We are reaching peak pollination time here in Trumansburg. When we think of pollination these days, we think of environmental threats to honeybees. It’s commonly said that commercial crops will fail if they don’t have honeybees to pollinate them. But then, that’s because commercial crops are grown in a monoculture, rather than in diverse intermixtures. Large areas with only one kind of plant growing don’t attract native pollinators, because they offer feast-or-famine nectar and few resources for raising young.
The problems conventional agriculture has with pollination offer just one more example of how systems that at first seem to be designed for peak efficiency actually end up creating a range of unanticipated problems that drain resources, resulting in an operation that’s far from optimized. We see another equivalent in new systems of automated marketing and automated market research, where efforts to scale end up alienating the very consumers that are supposedly being managed more efficiently. Programs that seek to atomize natural relationships have a history of causing their complex interactions to fall apart.
In my garden, I don’t plant in neat rows, and I don’t force plants to stay put in tidy arrangements. That means that some plants end up not working out, but failure is something every gardener, like every marketer, has learn to put in perspective. As a gardener, I recognize that the plants I introduce have their own ways of taking root and bearing fruit – most of which I will never understand. By taking a light hand with my garden, I end up with combinations of plants that accommodate each other, and give space to each other to effectively flower and reproduce.
The resulting garden supports more than just a biodiversity of plant life. A variety of native pollinators make their home in my garden as well. They were on clear display this afternoon’s warm sun, flying from blossom to blossom in dizzying loops and spirals.

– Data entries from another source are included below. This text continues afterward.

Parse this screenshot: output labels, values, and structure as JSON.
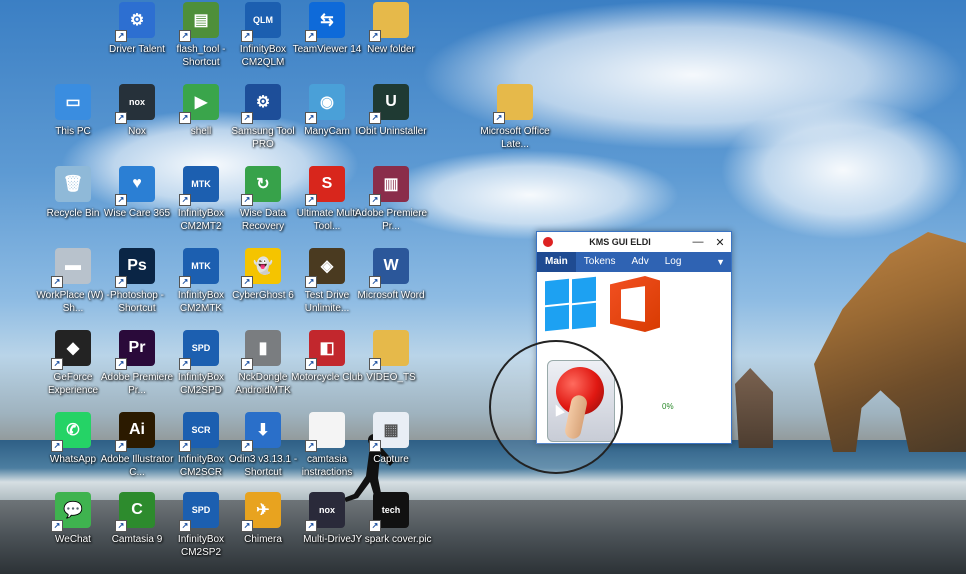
{
  "desktop": {
    "icons": [
      {
        "label": "Driver Talent",
        "icon": "driver-talent-icon",
        "color": "#2d6fd1",
        "glyph": "⚙"
      },
      {
        "label": "flash_tool - Shortcut",
        "icon": "flash-tool-icon",
        "color": "#4e8f3a",
        "glyph": "▤"
      },
      {
        "label": "InfinityBox CM2QLM",
        "icon": "infinitybox-icon",
        "color": "#1c5fb0",
        "glyph": "QLM"
      },
      {
        "label": "TeamViewer 14",
        "icon": "teamviewer-icon",
        "color": "#0e6ad9",
        "glyph": "⇆"
      },
      {
        "label": "New folder",
        "icon": "folder-icon",
        "color": "#e6b94a",
        "glyph": ""
      },
      {
        "label": "This PC",
        "icon": "computer-icon",
        "color": "#3a8de0",
        "glyph": "▭"
      },
      {
        "label": "Nox",
        "icon": "nox-icon",
        "color": "#26313a",
        "glyph": "nox"
      },
      {
        "label": "shell",
        "icon": "shell-icon",
        "color": "#3aa54b",
        "glyph": "▶"
      },
      {
        "label": "Samsung Tool PRO",
        "icon": "samsung-tool-icon",
        "color": "#1d4e99",
        "glyph": "⚙"
      },
      {
        "label": "ManyCam",
        "icon": "manycam-icon",
        "color": "#4aa0d8",
        "glyph": "◉"
      },
      {
        "label": "IObit Uninstaller",
        "icon": "iobit-icon",
        "color": "#1f3a33",
        "glyph": "U"
      },
      {
        "label": "Microsoft Office Late...",
        "icon": "folder-icon",
        "color": "#e6b94a",
        "glyph": ""
      },
      {
        "label": "Recycle Bin",
        "icon": "recycle-bin-icon",
        "color": "#8fb9d8",
        "glyph": "🗑"
      },
      {
        "label": "Wise Care 365",
        "icon": "wise-care-icon",
        "color": "#2b7fd4",
        "glyph": "♥"
      },
      {
        "label": "InfinityBox CM2MT2",
        "icon": "infinitybox-icon",
        "color": "#1c5fb0",
        "glyph": "MTK"
      },
      {
        "label": "Wise Data Recovery",
        "icon": "wise-data-recovery-icon",
        "color": "#37a24a",
        "glyph": "↻"
      },
      {
        "label": "Ultimate Multi Tool...",
        "icon": "ultimate-multi-tool-icon",
        "color": "#d8261c",
        "glyph": "S"
      },
      {
        "label": "Adobe Premiere Pr...",
        "icon": "winrar-icon",
        "color": "#8a2d4a",
        "glyph": "▥"
      },
      {
        "label": "WorkPlace (W) - Sh...",
        "icon": "drive-icon",
        "color": "#b8c2cc",
        "glyph": "▬"
      },
      {
        "label": "Photoshop - Shortcut",
        "icon": "photoshop-icon",
        "color": "#0a2545",
        "glyph": "Ps"
      },
      {
        "label": "InfinityBox CM2MTK",
        "icon": "infinitybox-icon",
        "color": "#1c5fb0",
        "glyph": "MTK"
      },
      {
        "label": "CyberGhost 6",
        "icon": "cyberghost-icon",
        "color": "#f5c400",
        "glyph": "👻"
      },
      {
        "label": "Test Drive Unlimite...",
        "icon": "test-drive-icon",
        "color": "#4a3a20",
        "glyph": "◈"
      },
      {
        "label": "Microsoft Word",
        "icon": "word-icon",
        "color": "#2b579a",
        "glyph": "W"
      },
      {
        "label": "GeForce Experience",
        "icon": "geforce-icon",
        "color": "#232323",
        "glyph": "◆"
      },
      {
        "label": "Adobe Premiere Pr...",
        "icon": "premiere-icon",
        "color": "#2a0a3a",
        "glyph": "Pr"
      },
      {
        "label": "InfinityBox CM2SPD",
        "icon": "infinitybox-icon",
        "color": "#1c5fb0",
        "glyph": "SPD"
      },
      {
        "label": "NckDongle AndroidMTK",
        "icon": "nckdongle-icon",
        "color": "#7a7d80",
        "glyph": "▮"
      },
      {
        "label": "Motorcycle Club",
        "icon": "motorcycle-club-icon",
        "color": "#c2272d",
        "glyph": "◧"
      },
      {
        "label": "VIDEO_TS",
        "icon": "folder-icon",
        "color": "#e6b94a",
        "glyph": ""
      },
      {
        "label": "WhatsApp",
        "icon": "whatsapp-icon",
        "color": "#25d366",
        "glyph": "✆"
      },
      {
        "label": "Adobe Illustrator C...",
        "icon": "illustrator-icon",
        "color": "#2b1a00",
        "glyph": "Ai"
      },
      {
        "label": "InfinityBox CM2SCR",
        "icon": "infinitybox-icon",
        "color": "#1c5fb0",
        "glyph": "SCR"
      },
      {
        "label": "Odin3 v3.13.1 - Shortcut",
        "icon": "odin-icon",
        "color": "#2a6fc9",
        "glyph": "⬇"
      },
      {
        "label": "camtasia instractions",
        "icon": "document-icon",
        "color": "#f4f4f4",
        "glyph": ""
      },
      {
        "label": "Capture",
        "icon": "capture-icon",
        "color": "#e9eef5",
        "glyph": "▦"
      },
      {
        "label": "WeChat",
        "icon": "wechat-icon",
        "color": "#3fb34f",
        "glyph": "💬"
      },
      {
        "label": "Camtasia 9",
        "icon": "camtasia-icon",
        "color": "#2d8b2d",
        "glyph": "C"
      },
      {
        "label": "InfinityBox CM2SP2",
        "icon": "infinitybox-icon",
        "color": "#1c5fb0",
        "glyph": "SPD"
      },
      {
        "label": "Chimera",
        "icon": "chimera-icon",
        "color": "#e8a31f",
        "glyph": "✈"
      },
      {
        "label": "Multi-Drive",
        "icon": "multi-drive-icon",
        "color": "#2a2a3a",
        "glyph": "nox"
      },
      {
        "label": "JY spark cover.pic",
        "icon": "image-icon",
        "color": "#111",
        "glyph": "tech"
      }
    ]
  },
  "kms_window": {
    "title": "KMS GUI ELDI",
    "minimize": "—",
    "close": "✕",
    "tabs": [
      "Main",
      "Tokens",
      "Adv",
      "Log"
    ],
    "dropdown": "▼",
    "progress_text": "0%"
  }
}
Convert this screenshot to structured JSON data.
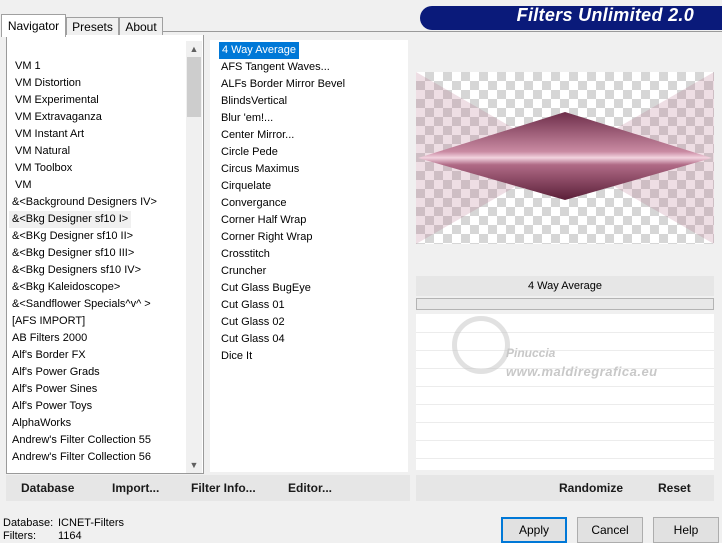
{
  "banner": {
    "title": "Filters Unlimited 2.0"
  },
  "tabs": [
    {
      "label": "Navigator",
      "active": true
    },
    {
      "label": "Presets",
      "active": false
    },
    {
      "label": "About",
      "active": false
    }
  ],
  "categories": [
    "VM 1",
    "VM Distortion",
    "VM Experimental",
    "VM Extravaganza",
    "VM Instant Art",
    "VM Natural",
    "VM Toolbox",
    "VM",
    "&<Background Designers IV>",
    "&<Bkg Designer sf10 I>",
    "&<BKg Designer sf10 II>",
    "&<Bkg Designer sf10 III>",
    "&<Bkg Designers sf10 IV>",
    "&<Bkg Kaleidoscope>",
    "&<Sandflower Specials^v^ >",
    "[AFS IMPORT]",
    "AB Filters 2000",
    "Alf's Border FX",
    "Alf's Power Grads",
    "Alf's Power Sines",
    "Alf's Power Toys",
    "AlphaWorks",
    "Andrew's Filter Collection 55",
    "Andrew's Filter Collection 56"
  ],
  "selected_category_index": 9,
  "filters": [
    "4 Way Average",
    "AFS Tangent Waves...",
    "ALFs Border Mirror Bevel",
    "BlindsVertical",
    "Blur 'em!...",
    "Center Mirror...",
    "Circle Pede",
    "Circus Maximus",
    "Cirquelate",
    "Convergance",
    "Corner Half Wrap",
    "Corner Right Wrap",
    "Crosstitch",
    "Cruncher",
    "Cut Glass  BugEye",
    "Cut Glass 01",
    "Cut Glass 02",
    "Cut Glass 04",
    "Dice It"
  ],
  "selected_filter_index": 0,
  "preview": {
    "filter_name": "4 Way Average",
    "shape_color": "#b06a86"
  },
  "watermark": {
    "name": "Pinuccia",
    "url": "www.maldiregrafica.eu"
  },
  "left_buttons": {
    "database": "Database",
    "import": "Import...",
    "filter_info": "Filter Info...",
    "editor": "Editor..."
  },
  "right_buttons": {
    "randomize": "Randomize",
    "reset": "Reset"
  },
  "status": {
    "database_label": "Database:",
    "database_value": "ICNET-Filters",
    "filters_label": "Filters:",
    "filters_value": "1164"
  },
  "dialog_buttons": {
    "apply": "Apply",
    "cancel": "Cancel",
    "help": "Help"
  },
  "colors": {
    "banner": "#0a1a7a",
    "selection": "#0078d7",
    "accent": "#0078d7"
  }
}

As the following sample of slow motion videos of their flights shows, honeybees were just one part of this intricate dance. Our professional culture, like our horticulture, needs more than just worker bees.